It's all good.
Yesterday afternoon Lawyer bagged his bird. A bearded hen. Yikes!
Here's the tally so far:
Sid - bird
Tom - bird
Lawyer - bird
Last night we three hunters and our wives had a celebratory feast. Coq au Vin. Prepared with wild turkey.
Braumeister is on-deck and up to bat next. Can't you just feel the pressure he must be under. Sid says his manhood is at stake.
Friday was absolutely prefect for garden prep.
I ran to town to the co-op and filled the truck with almost everything I needed.
Ten bags of composted manure.
And four bales of peat moss.
Plus a pile of other assorted supplies.
I installed a new battery on the tractor.

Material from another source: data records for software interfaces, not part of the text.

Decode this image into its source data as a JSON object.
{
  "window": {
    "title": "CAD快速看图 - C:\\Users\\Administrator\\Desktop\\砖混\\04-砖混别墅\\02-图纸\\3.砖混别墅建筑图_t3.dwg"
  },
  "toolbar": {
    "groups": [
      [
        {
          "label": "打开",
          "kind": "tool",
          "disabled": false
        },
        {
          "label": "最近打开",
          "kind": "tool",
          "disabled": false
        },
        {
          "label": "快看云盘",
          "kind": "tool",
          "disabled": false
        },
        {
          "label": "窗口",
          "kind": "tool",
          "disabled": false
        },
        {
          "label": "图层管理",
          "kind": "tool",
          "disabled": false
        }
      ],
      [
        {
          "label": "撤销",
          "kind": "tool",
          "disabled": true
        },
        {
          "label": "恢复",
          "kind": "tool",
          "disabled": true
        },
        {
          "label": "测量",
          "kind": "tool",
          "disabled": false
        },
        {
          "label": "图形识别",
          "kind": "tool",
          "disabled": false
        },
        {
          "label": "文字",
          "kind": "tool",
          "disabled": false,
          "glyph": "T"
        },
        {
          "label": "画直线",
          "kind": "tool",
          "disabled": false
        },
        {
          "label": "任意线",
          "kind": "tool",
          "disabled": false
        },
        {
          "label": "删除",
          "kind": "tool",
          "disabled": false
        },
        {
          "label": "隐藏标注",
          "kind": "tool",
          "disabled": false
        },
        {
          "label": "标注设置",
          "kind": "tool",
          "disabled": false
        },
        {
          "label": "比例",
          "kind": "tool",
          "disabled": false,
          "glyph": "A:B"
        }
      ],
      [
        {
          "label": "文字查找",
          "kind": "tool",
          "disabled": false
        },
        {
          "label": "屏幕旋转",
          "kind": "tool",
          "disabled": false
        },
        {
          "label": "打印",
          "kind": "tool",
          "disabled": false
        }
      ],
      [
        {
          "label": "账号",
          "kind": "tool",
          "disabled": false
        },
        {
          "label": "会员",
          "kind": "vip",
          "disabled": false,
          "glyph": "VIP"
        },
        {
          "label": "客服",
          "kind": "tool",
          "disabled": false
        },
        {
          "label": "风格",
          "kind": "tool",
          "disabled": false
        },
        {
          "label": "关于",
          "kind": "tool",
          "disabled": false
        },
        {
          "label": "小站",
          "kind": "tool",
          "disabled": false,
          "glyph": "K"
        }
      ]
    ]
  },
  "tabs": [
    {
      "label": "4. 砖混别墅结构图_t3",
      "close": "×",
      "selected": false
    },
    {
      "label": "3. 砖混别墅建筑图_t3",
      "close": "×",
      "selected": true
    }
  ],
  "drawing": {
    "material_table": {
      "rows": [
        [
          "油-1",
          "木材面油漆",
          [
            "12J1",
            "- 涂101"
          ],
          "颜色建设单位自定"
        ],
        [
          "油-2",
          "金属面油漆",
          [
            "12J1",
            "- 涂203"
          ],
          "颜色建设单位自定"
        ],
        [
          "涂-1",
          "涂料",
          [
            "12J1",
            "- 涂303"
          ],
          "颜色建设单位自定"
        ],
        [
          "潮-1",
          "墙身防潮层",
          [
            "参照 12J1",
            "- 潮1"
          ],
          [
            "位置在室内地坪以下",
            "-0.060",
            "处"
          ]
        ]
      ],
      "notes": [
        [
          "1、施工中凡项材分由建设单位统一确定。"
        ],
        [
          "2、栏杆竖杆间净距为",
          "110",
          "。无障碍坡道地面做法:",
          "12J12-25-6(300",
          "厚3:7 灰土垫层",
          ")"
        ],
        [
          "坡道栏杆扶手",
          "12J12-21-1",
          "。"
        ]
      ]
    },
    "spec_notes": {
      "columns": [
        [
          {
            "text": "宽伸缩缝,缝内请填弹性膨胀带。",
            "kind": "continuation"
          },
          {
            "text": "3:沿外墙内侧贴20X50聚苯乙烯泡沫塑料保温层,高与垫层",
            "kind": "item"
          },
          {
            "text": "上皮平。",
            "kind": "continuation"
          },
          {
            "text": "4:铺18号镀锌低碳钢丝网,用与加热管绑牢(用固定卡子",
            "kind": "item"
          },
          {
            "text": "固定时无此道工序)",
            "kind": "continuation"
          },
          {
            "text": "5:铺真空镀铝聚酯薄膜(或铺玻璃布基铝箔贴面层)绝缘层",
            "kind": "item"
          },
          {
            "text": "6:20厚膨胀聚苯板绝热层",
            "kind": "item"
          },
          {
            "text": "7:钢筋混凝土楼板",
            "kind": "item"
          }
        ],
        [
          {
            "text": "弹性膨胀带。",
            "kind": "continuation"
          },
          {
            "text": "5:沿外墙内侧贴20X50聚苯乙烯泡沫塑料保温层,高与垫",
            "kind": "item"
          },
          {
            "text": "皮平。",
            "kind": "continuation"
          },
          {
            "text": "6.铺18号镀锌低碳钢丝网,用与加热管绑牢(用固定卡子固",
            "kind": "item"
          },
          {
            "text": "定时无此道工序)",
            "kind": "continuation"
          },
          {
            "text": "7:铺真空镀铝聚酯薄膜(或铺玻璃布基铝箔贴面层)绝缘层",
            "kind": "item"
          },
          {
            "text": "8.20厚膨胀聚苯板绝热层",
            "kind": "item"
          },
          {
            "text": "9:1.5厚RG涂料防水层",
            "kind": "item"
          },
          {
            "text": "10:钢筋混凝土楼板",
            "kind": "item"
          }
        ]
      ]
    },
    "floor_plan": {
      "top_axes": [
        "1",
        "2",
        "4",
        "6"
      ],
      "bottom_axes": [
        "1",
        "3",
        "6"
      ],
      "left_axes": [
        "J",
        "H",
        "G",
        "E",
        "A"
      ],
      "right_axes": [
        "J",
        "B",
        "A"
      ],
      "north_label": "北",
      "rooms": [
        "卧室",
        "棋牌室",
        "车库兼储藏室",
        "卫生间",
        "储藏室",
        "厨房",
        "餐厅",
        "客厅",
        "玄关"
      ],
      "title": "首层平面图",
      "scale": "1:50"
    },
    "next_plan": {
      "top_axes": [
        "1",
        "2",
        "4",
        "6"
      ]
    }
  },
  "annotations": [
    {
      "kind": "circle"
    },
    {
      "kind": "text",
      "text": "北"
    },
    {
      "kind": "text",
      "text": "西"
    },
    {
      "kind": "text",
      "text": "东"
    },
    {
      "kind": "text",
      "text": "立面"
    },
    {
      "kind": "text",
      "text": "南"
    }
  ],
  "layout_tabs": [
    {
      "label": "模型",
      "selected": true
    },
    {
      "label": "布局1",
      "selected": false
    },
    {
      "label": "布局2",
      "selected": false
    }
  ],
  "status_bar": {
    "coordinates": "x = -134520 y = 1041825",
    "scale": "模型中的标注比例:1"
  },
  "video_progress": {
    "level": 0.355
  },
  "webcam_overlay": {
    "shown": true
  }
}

I used the loader on the tractor to gently scape the dessicated vines, corn stalks and residual debris from the garden. I forked it into the bucket and in a couple of trips hauled it all off to the line fence for disposal.
Hitched-up the disc and worked the soil. Again and again. Along with the manure and the peat moss. And did it again for good measure.
With every passing year of supplementing and augmenting - the crappy Door County clay soil is improved. I figure if someone were to keep this up, in about a hundred years the garden would have soil comparable to that of Iowa County.
Until then we pick rocks every spring.
Yes. Even in the garden.
I present to you my canvas.
I really wanted to start planting this weekend but am mindful that only a week ago we had another hard freeze. Until the frost hazard passes I'll sit on my hands and prepare the pumpkin and gourd beds.
To heck with the frost. I installed my pea fence and planted a double 16 foot row of peas, 60 super sweet onions and a bed of French beakfast radishes.
I feel better already.
By the way - I've had sweet corn on my mind.
Should I press my luck?
I'll post the Coq au Vin recipe as soon as I can get around to it.